Breaking Out of BinariesJanuary 31, 2011 5 Comments
Photo by: Dionyziz
I’ve just about had it with the vitriol and saber-rattling lately. Our world cannot sustain much more bellowing from those on one end of a spectrum at those on the other, with no room for nuance, ambiguity or the unknown. Enough!
So much of our current day “discourse” is framed (at least in the mainstream media) by discussions of who is right/wrong, right/left, bad/good, holy/evil. As long as we are limited to these extremes, we will be doomed to the tyranny of righteousness and posturing.

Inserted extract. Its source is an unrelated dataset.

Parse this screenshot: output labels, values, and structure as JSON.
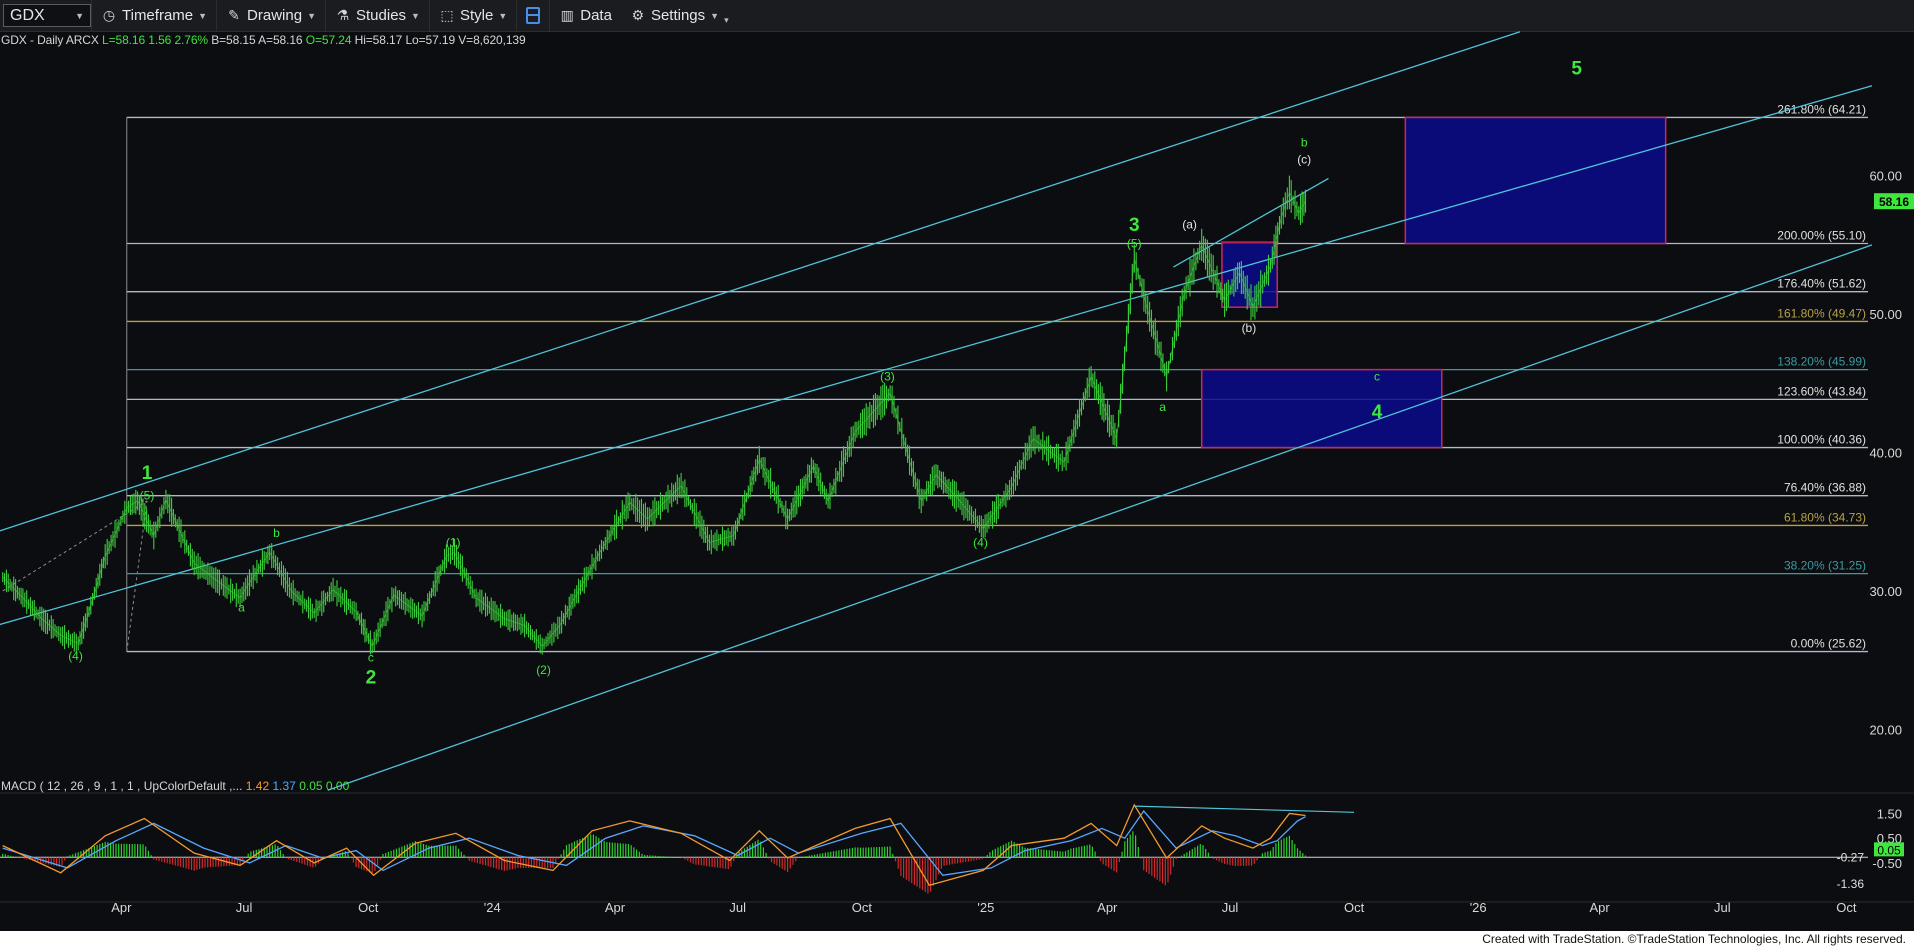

This will not, and cannot, sustain us.
Lately, I’ve had the pleasure of listening to old speeches by Dr. Martin Luther King Jr. His ability to engage ideas and hearts without spewing hatred often moves me to tears. I’ve so enjoyed hearing (again) his deep and resonant call to accountability and conscience. Somehow, with his commitment and clarity, and without name-calling or viciousness, he managed to move mountains. He didn’t get distracted by hatred or vilification. He built, instead, a “Beloved Community.”
Sometimes it is so tempting… so very easy to fall into the old comfortable dance of “we the anointed, they the oppressor,” or “we the good guys, they the bad.” Isn’t it oddly enjoyable now and then, to assign blame and condemn those with whom we disagree? I do it more often than I care to admit. Delicious.
And then I come to my senses and take the more difficult road of really trying to listen to those with whom I vehemently disagree. This means I must set aside my notions of who I think they are, and who I think I am. I have to be willing to be changed by what I hear. This is terribly challenging sometimes, but I find that when I’m willing to stop and really listen – with my heart as well as with my ears – I learn something. I grow. I change.
Biologists tell us that the most interesting, diverse and evolving places are at the edges of ecosystems – where unlike organisms come into contact with one another. And science is showing us that cooperation – not competition – is actually the best means of collective survival. What if we humans began to act as though we were part of the ecosystem, and were to sidle up to and explore difference rather than fear or kill it?
I know that you and I are working hard toward creating a world where leaders, both those in Congress and those who are nine years old, can gather freely. We are dreaming of a world where killing and torture are unthinkable, where we can disagree without mayhem.
This is a call to hearts. Let us interrupt the tendency to sort into “either/or”, to look for opportunities to blame, or to create enemies. Let’s explore some edges and find new ways to dance.
Good leadership depends on our willingness to engage new and, perhaps, uncomfortable ideas. It depends on our willingness to be changed by what we encounter, and to grow.
In fact, the world depends on it.
From my heart to yours.